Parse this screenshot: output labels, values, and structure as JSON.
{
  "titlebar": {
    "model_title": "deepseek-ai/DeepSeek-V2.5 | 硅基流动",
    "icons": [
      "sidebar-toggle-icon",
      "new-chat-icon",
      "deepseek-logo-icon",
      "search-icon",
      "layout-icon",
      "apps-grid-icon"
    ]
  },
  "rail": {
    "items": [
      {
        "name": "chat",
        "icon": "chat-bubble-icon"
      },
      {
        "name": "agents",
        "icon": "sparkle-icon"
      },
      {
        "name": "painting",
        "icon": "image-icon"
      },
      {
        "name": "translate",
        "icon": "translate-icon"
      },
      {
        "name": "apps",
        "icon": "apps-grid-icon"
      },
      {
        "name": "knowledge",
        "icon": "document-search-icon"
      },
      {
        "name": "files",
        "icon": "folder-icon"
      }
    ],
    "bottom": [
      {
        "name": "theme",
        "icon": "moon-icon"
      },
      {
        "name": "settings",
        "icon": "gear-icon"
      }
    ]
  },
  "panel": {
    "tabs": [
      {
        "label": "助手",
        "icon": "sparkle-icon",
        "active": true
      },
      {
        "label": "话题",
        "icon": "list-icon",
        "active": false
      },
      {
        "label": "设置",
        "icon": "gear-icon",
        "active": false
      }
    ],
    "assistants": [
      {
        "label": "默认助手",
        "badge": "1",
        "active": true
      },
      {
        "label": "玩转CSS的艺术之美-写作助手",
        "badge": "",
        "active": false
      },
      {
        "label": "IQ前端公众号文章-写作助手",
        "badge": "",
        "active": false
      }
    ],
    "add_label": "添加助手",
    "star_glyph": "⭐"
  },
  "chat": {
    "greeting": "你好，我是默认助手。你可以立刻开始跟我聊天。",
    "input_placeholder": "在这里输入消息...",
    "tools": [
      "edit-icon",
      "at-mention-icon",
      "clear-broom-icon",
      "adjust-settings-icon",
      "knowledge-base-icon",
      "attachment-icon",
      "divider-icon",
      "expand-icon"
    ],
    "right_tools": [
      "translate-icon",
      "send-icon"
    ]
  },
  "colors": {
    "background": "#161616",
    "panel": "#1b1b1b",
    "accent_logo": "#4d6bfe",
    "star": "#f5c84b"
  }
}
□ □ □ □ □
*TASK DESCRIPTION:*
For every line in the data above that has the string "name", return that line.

*REPLY TO THE TASK:*
        "name": "chat",
        "name": "agents",
        "name": "painting",
        "name": "translate",
        "name": "apps",
        "name": "knowledge",
        "name": "files",
        "name": "theme",
        "name": "settings",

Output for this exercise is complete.